The Cboe Volatility Index® (VIX®) is a key measure of market expectations of near-term volatility conveyed by S&P 500 stock index option prices. 

The MSCI EAFE is designed to measure the equity market performance of developed markets (Europe, Australasia, Far East) excluding the U.S. and Canada. The Index is market-capitalization weighted. 

The MSCI Emerging Markets is designed to measure equity market performance in global emerging markets. It is a float-adjusted market capitalization index. 

The MSCI All-Country World Index (ACWI) is a market cap weighted index designed to represent performance of the full opportunity set of large- and mid-cap stocks across 23 developed and 26 emerging markets, covering more than 2,700 companies across 11 sectors and approximately 85% of the free float-adjusted market capitalization in each market.

The Russell 1000 Growth Index measures the performance of the large-cap growth segment of the U.S. equity universe. It includes those Russell 1000 Index companies with higher price-to-book ratios and higher forecasted growth values. 

The Russell 1000 Value Index measures the performance of the large-cap value segment of the U.S. equity universe. It includes those Russell 1000 Index companies with lower price-to-book ratios and lower forecasted growth values. 

The Russell 2000 Index measures the performance of the small-cap segment of the U.S. equity universe and is a subset of the Russell 3000 Index representing approximately 10% of the total market capitalization of that index. It includes approximately 2000 of the smallest securities based on a combination of their market cap and current index membership. 

The Russell 3000 Index measures the performance of the largest 3,000 U.S. companies representing approximately 98% of the investable U.S. equity market. 

The Russell Midcap Index measures the performance of the mid-cap segment of the U.S. equity universe and is a subset of the Russell 1000 Index. It includes approximately 800 of the smallest securities based on a combination of their market cap and current index membership.
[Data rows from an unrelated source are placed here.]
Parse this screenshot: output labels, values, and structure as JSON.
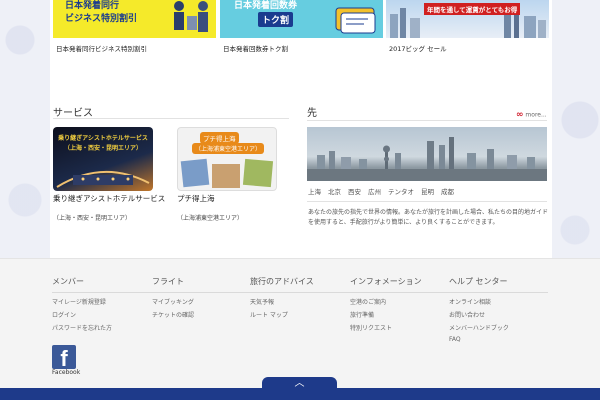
{
  "promos": [
    {
      "caption": "日本発着同行ビジネス特別割引",
      "img_line1": "日本発着同行",
      "img_line2": "ビジネス特別割引"
    },
    {
      "caption": "日本発着回数券トク割",
      "img_line1": "日本発着回数券",
      "img_line2": "トク割"
    },
    {
      "caption": "2017ビッグ セール",
      "img_line1": "年間を通して運賃がとてもお得"
    }
  ],
  "services": {
    "title": "サービス",
    "cards": [
      {
        "img_line1": "乗り継ぎアシストホテルサービス",
        "img_line2": "（上海・西安・昆明エリア）",
        "label": "乗り継ぎアシストホテルサービス",
        "sub": "（上海・西安・昆明エリア）"
      },
      {
        "img_line1": "プチ得上海",
        "img_line2": "（上海浦東空港エリア）",
        "label": "プチ得上海",
        "sub": "（上海浦東空港エリア）"
      }
    ]
  },
  "destinations": {
    "title": "先",
    "more_label": "more...",
    "cities": [
      "上海",
      "北京",
      "西安",
      "広州",
      "テンタオ",
      "昆明",
      "成都"
    ],
    "description": "あなたの旅先の指先で世界の情報。あなたが旅行を計画した場合、私たちの目的地ガイドを使用すると、手配旅行がより簡単に、より良くすることができます。"
  },
  "footer": {
    "columns": [
      {
        "heading": "メンバー",
        "links": [
          "マイレージ新規登録",
          "ログイン",
          "パスワードを忘れた方"
        ]
      },
      {
        "heading": "フライト",
        "links": [
          "マイブッキング",
          "チケットの確認"
        ]
      },
      {
        "heading": "旅行のアドバイス",
        "links": [
          "天気予報",
          "ルート マップ"
        ]
      },
      {
        "heading": "インフォメーション",
        "links": [
          "空港のご案内",
          "旅行準備",
          "特別リクエスト"
        ]
      },
      {
        "heading": "ヘルプ センター",
        "links": [
          "オンライン相談",
          "お問い合わせ",
          "メンバーハンドブック",
          "FAQ"
        ]
      }
    ],
    "facebook_label": "Facebook",
    "facebook_glyph": "f",
    "back_to_top_glyph": "︿"
  },
  "colors": {
    "accent_blue": "#1e3a8a",
    "facebook": "#3b5998",
    "promo_yellow": "#f5ea2a",
    "promo_cyan": "#66cde0"
  }
}
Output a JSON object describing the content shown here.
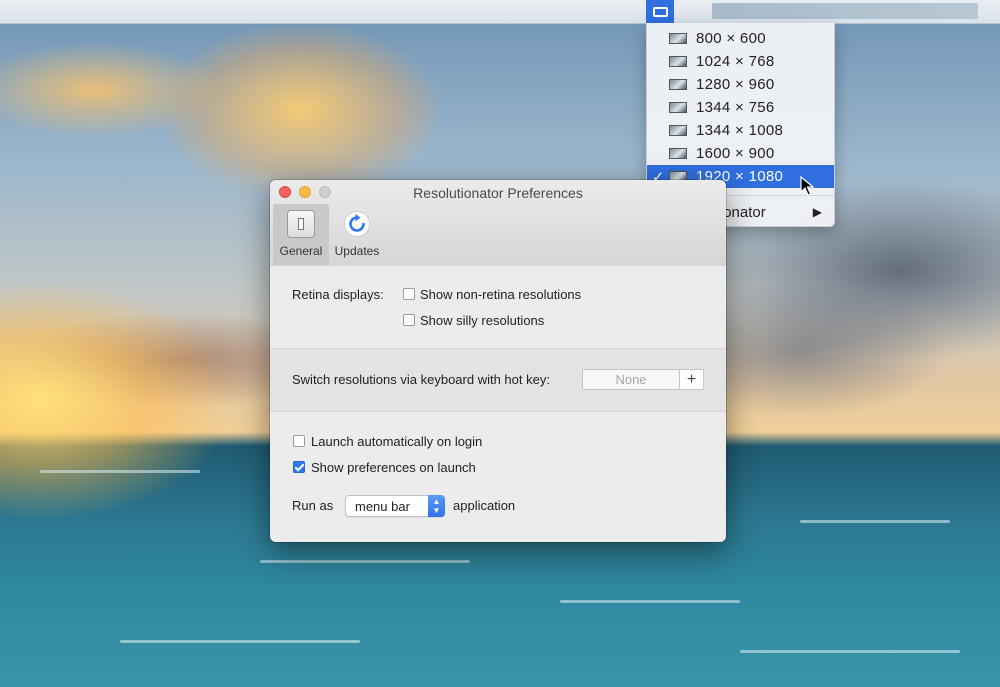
{
  "menu_dropdown": {
    "resolutions": [
      {
        "label": "800 × 600",
        "checked": false
      },
      {
        "label": "1024 × 768",
        "checked": false
      },
      {
        "label": "1280 × 960",
        "checked": false
      },
      {
        "label": "1344 × 756",
        "checked": false
      },
      {
        "label": "1344 × 1008",
        "checked": false
      },
      {
        "label": "1600 × 900",
        "checked": false
      },
      {
        "label": "1920 × 1080",
        "checked": true
      }
    ],
    "check_mark": "✓",
    "submenu_label": "Resolutionator",
    "submenu_arrow": "▶"
  },
  "window": {
    "title": "Resolutionator Preferences",
    "tabs": [
      {
        "label": "General",
        "icon": "general-icon",
        "selected": true
      },
      {
        "label": "Updates",
        "icon": "refresh-icon",
        "selected": false
      }
    ]
  },
  "general": {
    "retina_label": "Retina displays:",
    "show_non_retina": {
      "label": "Show non-retina resolutions",
      "checked": false
    },
    "show_silly": {
      "label": "Show silly resolutions",
      "checked": false
    },
    "hotkey_label": "Switch resolutions via keyboard with hot key:",
    "hotkey_value": "None",
    "hotkey_add": "+",
    "launch_login": {
      "label": "Launch automatically on login",
      "checked": false
    },
    "show_prefs": {
      "label": "Show preferences on launch",
      "checked": true
    },
    "run_as_label": "Run as",
    "run_as_value": "menu bar",
    "run_as_suffix": "application"
  },
  "colors": {
    "accent": "#2f6fe0",
    "close": "#fc605c",
    "minimize": "#fdbc40",
    "checkbox_checked": "#2f78f0"
  }
}
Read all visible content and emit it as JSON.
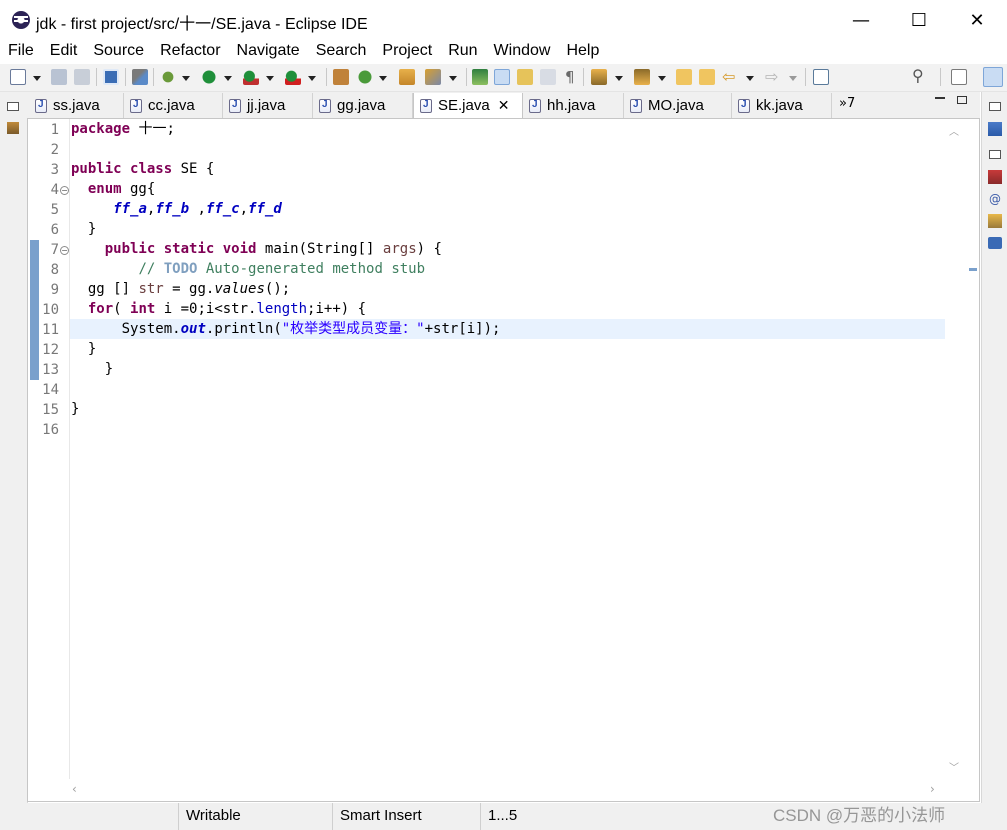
{
  "window": {
    "title": "jdk - first project/src/十一/SE.java - Eclipse IDE",
    "minimize_glyph": "—",
    "maximize_glyph": "☐",
    "close_glyph": "✕"
  },
  "menu": [
    "File",
    "Edit",
    "Source",
    "Refactor",
    "Navigate",
    "Search",
    "Project",
    "Run",
    "Window",
    "Help"
  ],
  "tabs": [
    {
      "label": "ss.java",
      "active": false
    },
    {
      "label": "cc.java",
      "active": false
    },
    {
      "label": "jj.java",
      "active": false
    },
    {
      "label": "gg.java",
      "active": false
    },
    {
      "label": "SE.java",
      "active": true
    },
    {
      "label": "hh.java",
      "active": false
    },
    {
      "label": "MO.java",
      "active": false
    },
    {
      "label": "kk.java",
      "active": false
    }
  ],
  "tab_overflow": "»7",
  "active_tab_close": "✕",
  "editor": {
    "line_numbers": [
      "1",
      "2",
      "3",
      "4",
      "5",
      "6",
      "7",
      "8",
      "9",
      "10",
      "11",
      "12",
      "13",
      "14",
      "15",
      "16"
    ],
    "code": {
      "l1_kw": "package",
      "l1_rest": " 十一;",
      "l3_kw1": "public",
      "l3_kw2": "class",
      "l3_rest": " SE {",
      "l4_kw": "enum",
      "l4_rest": " gg{",
      "l5_c1": "ff_a",
      "l5_s1": ",",
      "l5_c2": "ff_b",
      "l5_s2": " ,",
      "l5_c3": "ff_c",
      "l5_s3": ",",
      "l5_c4": "ff_d",
      "l6": "}",
      "l7_kw1": "public",
      "l7_kw2": "static",
      "l7_kw3": "void",
      "l7_rest1": " main(String[] ",
      "l7_param": "args",
      "l7_rest2": ") {",
      "l8_slashes": "// ",
      "l8_todo": "TODO",
      "l8_rest": " Auto-generated method stub",
      "l9_a": "gg [] ",
      "l9_var": "str",
      "l9_b": " = gg.",
      "l9_call": "values",
      "l9_c": "();",
      "l10_kw1": "for",
      "l10_a": "( ",
      "l10_kw2": "int",
      "l10_b": " i =0;i<str.",
      "l10_field": "length",
      "l10_c": ";i++) {",
      "l11_a": "System.",
      "l11_field": "out",
      "l11_b": ".println(",
      "l11_str": "\"枚举类型成员变量：\"",
      "l11_c": "+str[i]);",
      "l12": "}",
      "l13": "}",
      "l15": "}"
    }
  },
  "status": {
    "writable": "Writable",
    "insert_mode": "Smart Insert",
    "position": "1...5"
  },
  "watermark": "CSDN @万恶的小法师"
}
The Russell Midcap represents approximately 31% of the total market capitalization of the Russell 1000 companies. 

The S&P BSE SENSEX Index is a free-float market-weighted index of 30 well-established and financially sound stocks on the Bombay Stock Exchange, representative of various industrial sectors of the Indian economy. 

The S&P 500 is a capitalization-weighted index of 500 stocks designed to measure performance of the broad domestic economy through changes in the aggregate market value of 500 stocks representing all major industries. 
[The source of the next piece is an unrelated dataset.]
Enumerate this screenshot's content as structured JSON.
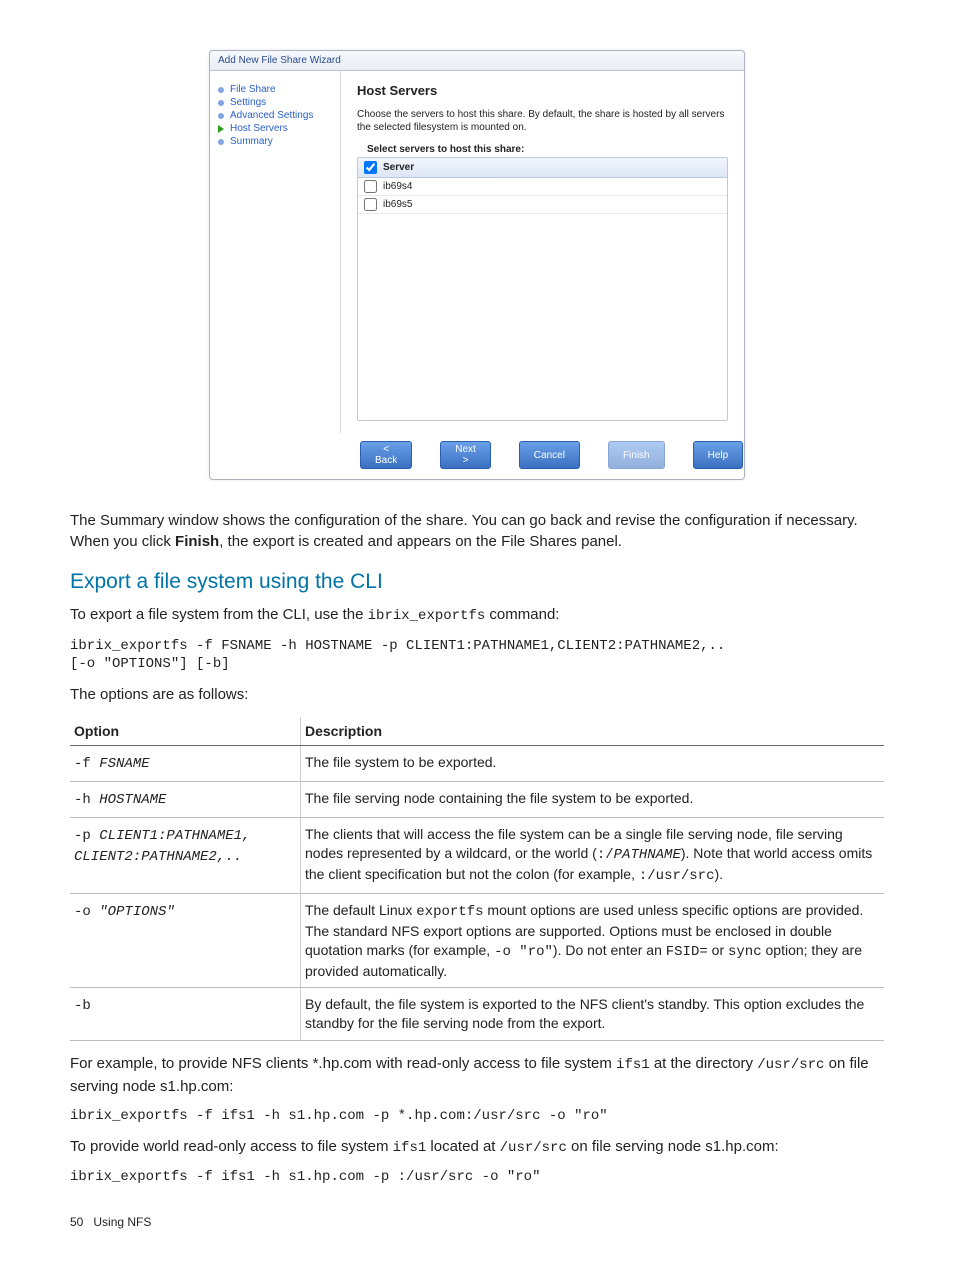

The Dow Jones Industrial Average is a price-weighted average of 30 significant stocks traded on the New York Stock Exchange and the NASDAQ. 
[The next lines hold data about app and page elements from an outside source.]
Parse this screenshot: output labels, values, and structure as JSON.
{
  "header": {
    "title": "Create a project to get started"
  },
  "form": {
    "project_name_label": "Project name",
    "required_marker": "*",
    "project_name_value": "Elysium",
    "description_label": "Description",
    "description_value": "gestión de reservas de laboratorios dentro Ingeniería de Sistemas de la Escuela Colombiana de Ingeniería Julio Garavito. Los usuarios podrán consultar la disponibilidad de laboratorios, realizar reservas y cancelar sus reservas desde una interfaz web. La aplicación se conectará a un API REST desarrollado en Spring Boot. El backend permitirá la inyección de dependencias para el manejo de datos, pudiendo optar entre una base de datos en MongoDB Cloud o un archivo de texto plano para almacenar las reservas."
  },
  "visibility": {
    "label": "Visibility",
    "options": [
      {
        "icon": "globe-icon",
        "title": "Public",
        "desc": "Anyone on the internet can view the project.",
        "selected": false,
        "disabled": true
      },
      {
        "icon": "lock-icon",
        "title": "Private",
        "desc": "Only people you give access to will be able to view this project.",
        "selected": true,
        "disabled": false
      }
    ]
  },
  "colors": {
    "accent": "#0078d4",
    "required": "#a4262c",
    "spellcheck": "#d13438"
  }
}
The NASDAQ Composite Index includes all domestic and international based common type stocks listed on The NASDAQ Stock Market. The NASDAQ Composite Index is a broad-based capitalization-weighted index. 

The Shanghai Composite Index is a stock market index of all stocks (A shares and B shares) that are traded at the Shanghai Stock Exchange. 

The U.S. Dollar Index is a weighted geometric mean that provides a value measure of the United States dollar relative to a basket of major foreign currencies. The index, often carrying a USDX or DXY moniker, started in March 1973, beginning with a value of the U.S. Dollar Index at 100.000. It has since reached a February 1985 high of 164.720, and has been as low as 70.698 in March 2008. 

West Texas Intermediate (WTI) is a crude oil stream produced in Texas and southern Oklahoma which serves as a reference or "marker" for pricing a number of other crude streams. WTI is the underlying commodity of the New York Mercantile Exchange's oil futures contracts.